•  Dedicated regulatory support—global regulatory support to ensure compliance
•  Regulatory statements and Product Regulatory Information Sheets (PRIS)
•  FDA Drug Master Files
•  Quality systems and cGMP—complies with the requirements of ISO 9001 for the design, development, manufacture, and supply of polymers 
•  Application development and technical service—including but not limited to:
–   Educational webinars and customized lunch and learn sessions
–   Design recommendations
–   Material FFU criteria and specific performance testing
–   Competitive materials analysis or ID
–   Physical property testing
–   Aging and sterilization studies
•  Other supporting servicescontact your Eastman customer service representative
Why specify Eastman for your medical grade polymers? 
 Eastman has proven to be a reliable global supplier of raw materials—even proprietary materials like Eastman Tritan copolyester, which has no competition in the marketplace. Eastman has demonstrated leadership not only in innovation and business continuity but also regulatory support and processes that help customers take products to market with greater efficiency and confidence. 

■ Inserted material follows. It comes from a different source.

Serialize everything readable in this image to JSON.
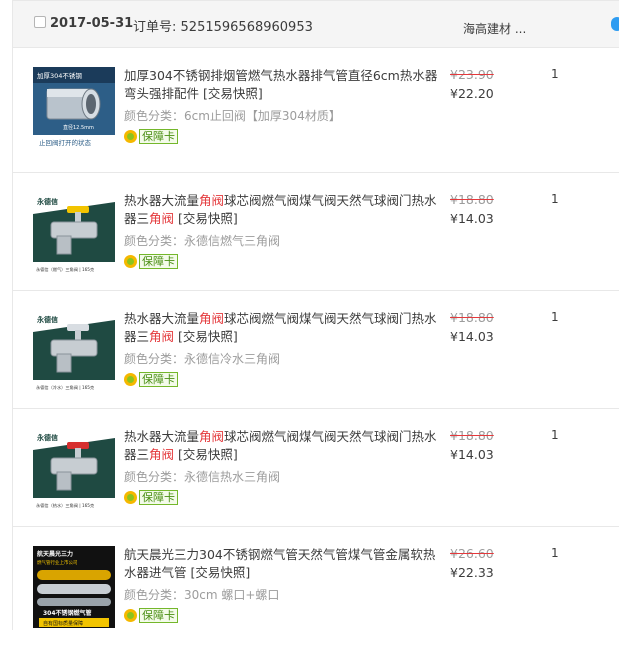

*In addition to several medical grades of Eastman Tritan copolyester, Eastman offers medical grades of Eastar copolyester, Eastman Eastalite copolyester, Ecdel elastomers, and Tenite cellulosics.